## [EXERCISE]
Scan the entries below for "permissions" and copy each line that holds it.

────────────────────

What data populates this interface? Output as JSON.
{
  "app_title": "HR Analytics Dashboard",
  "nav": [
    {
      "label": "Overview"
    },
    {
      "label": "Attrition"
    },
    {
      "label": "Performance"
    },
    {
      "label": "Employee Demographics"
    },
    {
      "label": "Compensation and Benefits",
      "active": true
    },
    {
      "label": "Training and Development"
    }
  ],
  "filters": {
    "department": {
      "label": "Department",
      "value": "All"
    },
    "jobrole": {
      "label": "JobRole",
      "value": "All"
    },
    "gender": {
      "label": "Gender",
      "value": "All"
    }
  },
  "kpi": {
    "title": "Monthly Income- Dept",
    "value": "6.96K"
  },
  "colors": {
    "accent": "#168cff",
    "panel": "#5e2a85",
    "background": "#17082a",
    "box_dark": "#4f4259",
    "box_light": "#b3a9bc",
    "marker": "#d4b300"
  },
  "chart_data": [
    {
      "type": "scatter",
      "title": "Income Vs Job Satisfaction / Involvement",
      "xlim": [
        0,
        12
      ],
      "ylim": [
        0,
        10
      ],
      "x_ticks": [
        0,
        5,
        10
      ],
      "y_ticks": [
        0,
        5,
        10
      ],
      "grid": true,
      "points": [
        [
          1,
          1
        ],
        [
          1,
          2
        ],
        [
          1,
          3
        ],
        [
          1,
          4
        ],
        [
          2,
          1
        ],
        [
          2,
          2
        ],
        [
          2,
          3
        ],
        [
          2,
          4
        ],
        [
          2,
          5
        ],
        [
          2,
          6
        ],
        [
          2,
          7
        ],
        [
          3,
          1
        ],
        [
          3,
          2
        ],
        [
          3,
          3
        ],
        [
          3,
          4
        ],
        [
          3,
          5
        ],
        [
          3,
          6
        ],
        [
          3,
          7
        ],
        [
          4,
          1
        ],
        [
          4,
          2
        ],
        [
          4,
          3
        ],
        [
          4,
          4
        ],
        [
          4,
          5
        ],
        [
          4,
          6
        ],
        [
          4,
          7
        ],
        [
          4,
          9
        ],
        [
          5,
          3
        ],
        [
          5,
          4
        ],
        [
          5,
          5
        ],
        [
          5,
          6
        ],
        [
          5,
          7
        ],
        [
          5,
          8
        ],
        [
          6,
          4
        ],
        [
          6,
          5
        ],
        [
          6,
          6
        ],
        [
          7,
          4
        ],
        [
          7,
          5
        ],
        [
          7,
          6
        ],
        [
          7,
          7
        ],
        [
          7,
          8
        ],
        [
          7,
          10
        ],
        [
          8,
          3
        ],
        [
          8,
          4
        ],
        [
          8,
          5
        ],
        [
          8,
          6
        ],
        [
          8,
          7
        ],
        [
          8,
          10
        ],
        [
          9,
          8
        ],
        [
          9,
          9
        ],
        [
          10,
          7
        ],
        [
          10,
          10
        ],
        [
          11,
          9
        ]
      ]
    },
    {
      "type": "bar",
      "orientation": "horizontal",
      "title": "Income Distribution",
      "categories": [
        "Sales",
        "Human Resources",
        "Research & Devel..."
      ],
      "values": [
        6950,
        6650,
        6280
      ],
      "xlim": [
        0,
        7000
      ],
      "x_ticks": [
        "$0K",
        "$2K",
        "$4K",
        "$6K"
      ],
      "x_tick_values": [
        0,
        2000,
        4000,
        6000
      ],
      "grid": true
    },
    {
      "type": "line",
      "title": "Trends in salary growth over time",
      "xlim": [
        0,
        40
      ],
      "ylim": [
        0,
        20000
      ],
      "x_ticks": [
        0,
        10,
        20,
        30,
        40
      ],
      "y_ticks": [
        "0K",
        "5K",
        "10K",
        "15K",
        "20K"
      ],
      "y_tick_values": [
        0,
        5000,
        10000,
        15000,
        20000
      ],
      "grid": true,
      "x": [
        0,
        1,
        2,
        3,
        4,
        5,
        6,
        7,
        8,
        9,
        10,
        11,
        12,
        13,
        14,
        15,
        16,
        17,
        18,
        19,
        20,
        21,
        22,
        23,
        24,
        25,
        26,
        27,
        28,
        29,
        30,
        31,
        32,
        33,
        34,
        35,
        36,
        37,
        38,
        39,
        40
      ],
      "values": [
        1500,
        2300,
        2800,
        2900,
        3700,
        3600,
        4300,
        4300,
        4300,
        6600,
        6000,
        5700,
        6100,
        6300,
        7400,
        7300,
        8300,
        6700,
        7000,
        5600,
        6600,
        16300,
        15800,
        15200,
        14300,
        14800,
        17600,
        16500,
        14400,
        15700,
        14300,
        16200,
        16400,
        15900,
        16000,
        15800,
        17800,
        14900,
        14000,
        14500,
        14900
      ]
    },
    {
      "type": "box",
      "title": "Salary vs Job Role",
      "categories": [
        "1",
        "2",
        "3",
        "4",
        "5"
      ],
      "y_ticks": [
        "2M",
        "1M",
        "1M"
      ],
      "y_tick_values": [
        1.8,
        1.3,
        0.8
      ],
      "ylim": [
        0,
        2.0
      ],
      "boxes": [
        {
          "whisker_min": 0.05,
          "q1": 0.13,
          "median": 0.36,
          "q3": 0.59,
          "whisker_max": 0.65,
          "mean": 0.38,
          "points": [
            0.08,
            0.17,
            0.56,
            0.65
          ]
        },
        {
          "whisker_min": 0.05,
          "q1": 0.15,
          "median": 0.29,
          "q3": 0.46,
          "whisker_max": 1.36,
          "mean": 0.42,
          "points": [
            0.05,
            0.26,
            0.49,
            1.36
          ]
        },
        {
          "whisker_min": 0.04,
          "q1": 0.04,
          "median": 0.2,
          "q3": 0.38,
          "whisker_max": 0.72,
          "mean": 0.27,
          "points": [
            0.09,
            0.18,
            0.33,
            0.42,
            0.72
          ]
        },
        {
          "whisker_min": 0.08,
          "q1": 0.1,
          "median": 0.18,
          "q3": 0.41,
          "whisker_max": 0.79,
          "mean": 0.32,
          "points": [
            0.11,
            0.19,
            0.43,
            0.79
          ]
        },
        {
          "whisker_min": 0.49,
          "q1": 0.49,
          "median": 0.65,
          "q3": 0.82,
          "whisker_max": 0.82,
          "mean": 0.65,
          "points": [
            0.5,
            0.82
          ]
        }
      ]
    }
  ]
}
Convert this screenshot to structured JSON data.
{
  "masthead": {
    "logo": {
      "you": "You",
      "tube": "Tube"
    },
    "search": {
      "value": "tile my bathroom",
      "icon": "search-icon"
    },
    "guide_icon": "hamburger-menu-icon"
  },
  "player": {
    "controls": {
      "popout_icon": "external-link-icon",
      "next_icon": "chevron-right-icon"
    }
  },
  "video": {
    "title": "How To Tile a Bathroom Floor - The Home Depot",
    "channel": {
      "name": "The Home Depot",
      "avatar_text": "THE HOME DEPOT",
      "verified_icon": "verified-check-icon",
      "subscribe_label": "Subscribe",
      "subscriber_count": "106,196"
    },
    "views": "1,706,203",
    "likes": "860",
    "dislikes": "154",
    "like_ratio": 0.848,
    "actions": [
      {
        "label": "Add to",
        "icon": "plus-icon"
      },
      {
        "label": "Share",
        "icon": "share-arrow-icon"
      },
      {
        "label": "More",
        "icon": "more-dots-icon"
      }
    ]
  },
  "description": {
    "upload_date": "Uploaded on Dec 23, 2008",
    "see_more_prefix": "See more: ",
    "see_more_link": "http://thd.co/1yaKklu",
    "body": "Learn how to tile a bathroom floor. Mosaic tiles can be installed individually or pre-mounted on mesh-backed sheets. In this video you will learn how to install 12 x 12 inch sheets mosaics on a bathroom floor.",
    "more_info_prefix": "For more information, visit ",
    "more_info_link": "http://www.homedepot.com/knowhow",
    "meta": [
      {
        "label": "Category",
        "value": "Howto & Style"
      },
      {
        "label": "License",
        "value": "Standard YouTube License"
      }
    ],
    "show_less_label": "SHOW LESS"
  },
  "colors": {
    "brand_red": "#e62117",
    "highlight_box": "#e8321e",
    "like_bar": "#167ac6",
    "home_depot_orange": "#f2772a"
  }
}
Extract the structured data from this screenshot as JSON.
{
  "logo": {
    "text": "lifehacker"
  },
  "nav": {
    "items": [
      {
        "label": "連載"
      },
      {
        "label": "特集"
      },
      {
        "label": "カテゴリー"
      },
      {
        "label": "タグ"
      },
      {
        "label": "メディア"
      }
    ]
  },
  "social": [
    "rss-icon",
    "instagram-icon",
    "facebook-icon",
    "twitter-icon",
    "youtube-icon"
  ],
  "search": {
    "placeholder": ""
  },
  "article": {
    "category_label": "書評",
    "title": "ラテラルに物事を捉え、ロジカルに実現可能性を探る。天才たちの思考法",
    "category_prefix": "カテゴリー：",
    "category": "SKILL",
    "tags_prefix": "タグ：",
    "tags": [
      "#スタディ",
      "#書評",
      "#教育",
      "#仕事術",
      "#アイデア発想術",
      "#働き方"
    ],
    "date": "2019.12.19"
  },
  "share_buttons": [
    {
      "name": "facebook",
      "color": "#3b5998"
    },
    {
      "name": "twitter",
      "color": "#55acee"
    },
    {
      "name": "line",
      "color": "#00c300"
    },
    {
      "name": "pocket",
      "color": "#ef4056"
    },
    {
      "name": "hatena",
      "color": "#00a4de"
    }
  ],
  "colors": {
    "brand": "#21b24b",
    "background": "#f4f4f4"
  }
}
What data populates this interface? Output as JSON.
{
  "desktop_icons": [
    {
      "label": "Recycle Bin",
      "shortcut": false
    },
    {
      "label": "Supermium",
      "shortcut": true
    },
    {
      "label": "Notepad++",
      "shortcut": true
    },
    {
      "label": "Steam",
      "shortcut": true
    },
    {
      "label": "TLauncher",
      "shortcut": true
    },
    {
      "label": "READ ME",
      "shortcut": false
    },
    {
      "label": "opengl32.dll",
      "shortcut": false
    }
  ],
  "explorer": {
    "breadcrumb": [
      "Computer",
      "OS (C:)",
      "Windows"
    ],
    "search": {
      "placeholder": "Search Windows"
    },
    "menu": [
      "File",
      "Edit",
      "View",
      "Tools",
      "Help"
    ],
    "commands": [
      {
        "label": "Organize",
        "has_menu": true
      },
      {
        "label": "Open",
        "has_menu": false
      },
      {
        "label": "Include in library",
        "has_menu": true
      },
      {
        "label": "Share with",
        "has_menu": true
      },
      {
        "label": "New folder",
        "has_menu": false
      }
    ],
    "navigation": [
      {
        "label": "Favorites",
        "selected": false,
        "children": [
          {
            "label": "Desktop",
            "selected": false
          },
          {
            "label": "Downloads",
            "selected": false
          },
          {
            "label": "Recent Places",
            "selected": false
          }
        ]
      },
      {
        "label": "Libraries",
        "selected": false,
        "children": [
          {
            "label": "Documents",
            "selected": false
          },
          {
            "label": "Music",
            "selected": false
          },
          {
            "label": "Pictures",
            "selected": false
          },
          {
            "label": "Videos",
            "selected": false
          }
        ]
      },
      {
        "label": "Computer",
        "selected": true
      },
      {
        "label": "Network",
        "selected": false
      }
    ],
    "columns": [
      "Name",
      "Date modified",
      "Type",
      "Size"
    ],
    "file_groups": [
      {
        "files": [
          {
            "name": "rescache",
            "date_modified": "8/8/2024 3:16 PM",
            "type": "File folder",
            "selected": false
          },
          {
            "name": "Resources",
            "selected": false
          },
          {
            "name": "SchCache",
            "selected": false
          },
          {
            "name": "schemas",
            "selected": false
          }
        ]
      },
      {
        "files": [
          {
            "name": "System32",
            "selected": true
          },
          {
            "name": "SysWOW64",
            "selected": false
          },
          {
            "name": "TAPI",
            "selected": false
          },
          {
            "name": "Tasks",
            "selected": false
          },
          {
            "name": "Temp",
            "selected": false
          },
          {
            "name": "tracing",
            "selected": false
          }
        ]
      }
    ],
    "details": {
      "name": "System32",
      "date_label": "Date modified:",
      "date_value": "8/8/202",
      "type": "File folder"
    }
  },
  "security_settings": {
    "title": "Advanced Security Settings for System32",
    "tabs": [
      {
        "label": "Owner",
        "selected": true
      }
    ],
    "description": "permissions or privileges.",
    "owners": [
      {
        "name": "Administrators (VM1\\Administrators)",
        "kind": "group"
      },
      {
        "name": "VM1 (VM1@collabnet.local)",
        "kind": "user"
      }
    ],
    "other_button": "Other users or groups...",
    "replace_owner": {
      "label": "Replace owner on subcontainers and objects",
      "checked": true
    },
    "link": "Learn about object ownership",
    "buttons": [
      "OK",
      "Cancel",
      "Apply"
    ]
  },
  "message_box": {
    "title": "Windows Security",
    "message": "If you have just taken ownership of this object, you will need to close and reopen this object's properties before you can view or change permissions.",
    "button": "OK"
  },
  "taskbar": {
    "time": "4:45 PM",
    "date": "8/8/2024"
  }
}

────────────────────

## [FINISHED TASK]
    "description": "permissions or privileges.",
    "message": "If you have just taken ownership of this object, you will need to close and reopen this object's properties before you can view or change permissions.",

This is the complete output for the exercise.